Chicago fare sans flavor

Wild Onion Bar and Restaurant Address: 788 Grand Ave. St. Paul Price: $10 – $20 Wild Onion Bar and Restaurant is a grill on St. PaulâÄôs Grand Avenue that nabs its name from a translation of the American Indian word âÄúChicagau,âÄù meaning land of wild onion or garlic. This bar banks on its ability to recreate neighborhood-style Chicago dining but falls short in every attempt. Wild OnionâÄôs strongest asset is its sophisticated interior. With two parts Cheers and one part Old Chicago , Wild Onion feels like a classy trip down nostalgia lane to the sports bars of generations past. Overstuffed black booths line the rust-colored walls and exposed brick, and men that resemble a younger version of your grandfather, looking dapper, line the dark wooden bar. The St. Paul eatery offers everything from exotic Thai lettuce wraps that leave us wondering where exactly the âÄúexoticâÄù part enters, to sirloin and mashed potatoes that could use a little of your grandmaâÄôs grilling skills. Add in prices a step above the average sports bar menu and Wild Onion already sets itself up to disappoint. The Windy City fettuccine with chicken, bacon and shrimp in a thick red pepper sauce, tastes as though it has been reheated several times and nothing in the dish points toward flavor. The Walleye finger appetizer is excessively greasy and bland, produced lukewarm from the kitchen after a wait that seemed inordinate for a pre-entree snack. With $1.75 domestic taps and $2.50 domestic bottles, the happy hour specials are exceptional. They pride themselves on their outstanding birthday and bachelorette specials (on your birthday, youâÄôll get a free pitcher of your favorite drink, a pound of wings and a souvenir T-shirt). However, if youâÄôre not hitting the bar between 3:30 p.m. and 6:30 p.m., it might be best to save your cash. These drinks are priced out of their league, with rails almost twice what youâÄôd expect. Wild OnionâÄôs major misstep is its customer service, with servers usually unavailable or apathetic to the needs of customers (be ready to wait 20 minutes or so for a full glass of water). Their lack of knowledge about the menu was surprising in a place that seems like a friendly, neighborhood hotspot. When the waiters cannot remember the dayâÄôs specials, itâÄôs hard to believe theyâÄôre serious about their position.

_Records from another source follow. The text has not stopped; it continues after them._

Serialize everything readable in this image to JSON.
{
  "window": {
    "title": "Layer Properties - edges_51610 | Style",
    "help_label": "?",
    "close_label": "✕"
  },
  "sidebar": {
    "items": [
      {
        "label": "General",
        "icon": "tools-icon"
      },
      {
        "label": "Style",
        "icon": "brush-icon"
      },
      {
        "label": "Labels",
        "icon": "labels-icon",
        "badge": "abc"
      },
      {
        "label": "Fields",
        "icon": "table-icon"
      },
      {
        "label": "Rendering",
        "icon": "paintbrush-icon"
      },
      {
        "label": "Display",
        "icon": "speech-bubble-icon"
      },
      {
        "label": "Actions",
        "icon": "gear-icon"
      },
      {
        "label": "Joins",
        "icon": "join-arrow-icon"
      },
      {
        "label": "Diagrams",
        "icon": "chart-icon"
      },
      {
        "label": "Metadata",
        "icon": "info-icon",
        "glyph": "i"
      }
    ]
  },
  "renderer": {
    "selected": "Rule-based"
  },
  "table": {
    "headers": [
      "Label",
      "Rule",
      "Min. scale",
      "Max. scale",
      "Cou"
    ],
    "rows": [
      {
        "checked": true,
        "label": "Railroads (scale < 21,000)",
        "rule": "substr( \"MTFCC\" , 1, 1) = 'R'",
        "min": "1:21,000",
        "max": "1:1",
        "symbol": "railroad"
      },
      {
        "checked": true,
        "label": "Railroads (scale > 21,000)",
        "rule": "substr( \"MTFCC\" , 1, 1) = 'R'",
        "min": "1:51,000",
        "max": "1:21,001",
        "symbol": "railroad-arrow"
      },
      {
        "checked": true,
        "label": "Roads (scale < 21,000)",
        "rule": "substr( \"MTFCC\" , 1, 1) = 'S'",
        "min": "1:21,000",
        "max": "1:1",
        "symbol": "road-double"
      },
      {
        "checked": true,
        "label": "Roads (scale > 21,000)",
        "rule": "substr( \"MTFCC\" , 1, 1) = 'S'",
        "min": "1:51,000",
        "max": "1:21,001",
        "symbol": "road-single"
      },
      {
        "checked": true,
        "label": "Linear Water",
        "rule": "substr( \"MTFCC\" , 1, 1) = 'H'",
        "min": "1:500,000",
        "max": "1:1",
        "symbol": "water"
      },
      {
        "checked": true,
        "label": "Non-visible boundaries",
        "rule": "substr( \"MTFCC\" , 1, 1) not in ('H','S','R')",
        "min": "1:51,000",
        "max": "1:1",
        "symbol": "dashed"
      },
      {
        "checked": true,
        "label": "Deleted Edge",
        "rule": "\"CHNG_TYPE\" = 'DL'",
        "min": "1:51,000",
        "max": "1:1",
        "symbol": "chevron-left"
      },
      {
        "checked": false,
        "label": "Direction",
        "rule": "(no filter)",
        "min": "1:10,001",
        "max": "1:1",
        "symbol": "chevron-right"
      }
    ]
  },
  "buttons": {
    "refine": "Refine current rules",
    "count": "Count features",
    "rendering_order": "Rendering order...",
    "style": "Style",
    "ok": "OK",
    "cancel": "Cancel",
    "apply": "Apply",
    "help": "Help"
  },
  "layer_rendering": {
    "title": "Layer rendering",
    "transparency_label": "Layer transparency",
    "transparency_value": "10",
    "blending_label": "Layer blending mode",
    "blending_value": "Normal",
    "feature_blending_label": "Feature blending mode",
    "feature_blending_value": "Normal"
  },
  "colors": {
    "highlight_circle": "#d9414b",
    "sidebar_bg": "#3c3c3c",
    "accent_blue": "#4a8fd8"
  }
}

If youâÄôre in search of sub-par dining to entertain a guest or to get an awkward rendezvous out of the way, it would most certainly be better to settle for a version closer to home, like ApplebeeâÄôs or SallyâÄôs .